Details of how you can get a free gi patch at the end of the podcast. sorry US only

Epi 28 Supplements with Dwane Clifford from Supplement U

Our friend Dwane second from the right.

Our friend Dwane second from the right.

The BjjBrick Podcast is in iTunesand Stitcher radio

This week we talk to Dwane Clifford about training BJJ and how supplements can be a tool to help you reach your goals. Dwane is a friend that we met on the mats. He has a passion for supplements and helping people reach their goals. Dwane has a philosophy of discovering the customers goals and then helping them find the right supplement or training to help.

We talk about:supplement u
Supplements that help with flexibility
Supplements that aid with stamina
Why Jiu-Jitsu players should steer clear of products with a lot of caffeine
Taking care of your joints
How supplements can help lubricate your joints
What fish oil does and does not do for you
Some tips for cutting weight, and how using supplements is really a last resort
Tips on cutting weight without using supplements
Gaining size and strength
How to tell if you are in a bad supplement store
Common myths in the supplement industry
Some of the bad things that happens in the supplement industry
Advice if you are new to taking supplements

Our Sponsor- Fujisports.com Coupon code “BJJBrick” for 10% off your order. Check out the Fuji All Around BJJ Gi. Gary and Byron both have this gi. It is affordable, comfortable, it is great for training and competing. This gi will last you for many years. Great value with this gi, and save 10% today!!

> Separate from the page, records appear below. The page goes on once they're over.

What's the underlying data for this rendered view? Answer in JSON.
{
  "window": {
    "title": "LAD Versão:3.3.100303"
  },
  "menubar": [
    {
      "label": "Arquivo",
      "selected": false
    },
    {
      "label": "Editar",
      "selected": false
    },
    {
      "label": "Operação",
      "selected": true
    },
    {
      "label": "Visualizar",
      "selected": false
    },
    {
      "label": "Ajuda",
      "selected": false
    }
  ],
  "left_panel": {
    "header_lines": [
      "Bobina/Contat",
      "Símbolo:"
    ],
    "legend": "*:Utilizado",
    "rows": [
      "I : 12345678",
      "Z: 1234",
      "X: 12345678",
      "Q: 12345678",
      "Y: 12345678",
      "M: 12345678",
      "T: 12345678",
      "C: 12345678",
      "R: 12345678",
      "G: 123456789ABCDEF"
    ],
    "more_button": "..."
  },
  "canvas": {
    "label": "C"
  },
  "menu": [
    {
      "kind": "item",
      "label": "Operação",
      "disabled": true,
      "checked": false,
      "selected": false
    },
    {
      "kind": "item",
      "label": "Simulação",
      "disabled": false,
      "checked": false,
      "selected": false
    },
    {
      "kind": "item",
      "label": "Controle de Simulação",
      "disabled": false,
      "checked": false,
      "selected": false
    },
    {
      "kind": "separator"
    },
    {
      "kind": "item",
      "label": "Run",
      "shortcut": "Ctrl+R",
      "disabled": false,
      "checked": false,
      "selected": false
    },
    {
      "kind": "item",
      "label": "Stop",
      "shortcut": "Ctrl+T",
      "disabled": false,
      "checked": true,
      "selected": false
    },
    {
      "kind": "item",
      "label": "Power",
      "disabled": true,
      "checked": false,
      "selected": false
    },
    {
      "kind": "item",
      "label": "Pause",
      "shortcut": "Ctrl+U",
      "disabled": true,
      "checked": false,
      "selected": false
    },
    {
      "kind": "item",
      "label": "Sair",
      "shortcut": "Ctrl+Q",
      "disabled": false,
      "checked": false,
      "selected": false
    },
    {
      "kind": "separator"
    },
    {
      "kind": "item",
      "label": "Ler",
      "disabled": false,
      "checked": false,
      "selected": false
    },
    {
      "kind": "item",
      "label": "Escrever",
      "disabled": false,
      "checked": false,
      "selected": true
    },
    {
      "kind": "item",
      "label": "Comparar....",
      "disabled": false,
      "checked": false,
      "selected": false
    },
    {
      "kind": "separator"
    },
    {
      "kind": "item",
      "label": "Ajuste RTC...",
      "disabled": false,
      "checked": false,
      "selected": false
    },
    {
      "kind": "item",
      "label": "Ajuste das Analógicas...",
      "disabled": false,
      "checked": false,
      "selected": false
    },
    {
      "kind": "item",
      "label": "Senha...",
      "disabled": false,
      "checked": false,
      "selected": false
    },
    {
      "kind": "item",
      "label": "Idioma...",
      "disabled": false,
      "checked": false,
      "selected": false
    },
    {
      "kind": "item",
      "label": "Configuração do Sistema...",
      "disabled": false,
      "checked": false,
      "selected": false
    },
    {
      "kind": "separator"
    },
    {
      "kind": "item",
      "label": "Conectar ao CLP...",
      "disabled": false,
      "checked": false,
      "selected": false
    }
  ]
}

Quote of the week: Allen Hopkins (last weeks interview) gives us his favorite quote. He got this from Master Pedro Sauer. Allen asked him “what is the most important thing in Jiu-Jitsu?” Master Pedro Sauer responded with “to always be a gentleman”. At first this quote did not mean much to Allen, as he learned more about Jiu-Jitsu and life he realized this was truly a great quote and a great way to live your life.
Links:
Article of the week- “Surviving (Socially) the Beginner Phase of BJJ” by Valerie Worthington
TheSupplementU
The Supplement U facebook page
Call Dwane at (785)833-2188 Mention this podcast to Dwane and he will give you a discount and free shipping.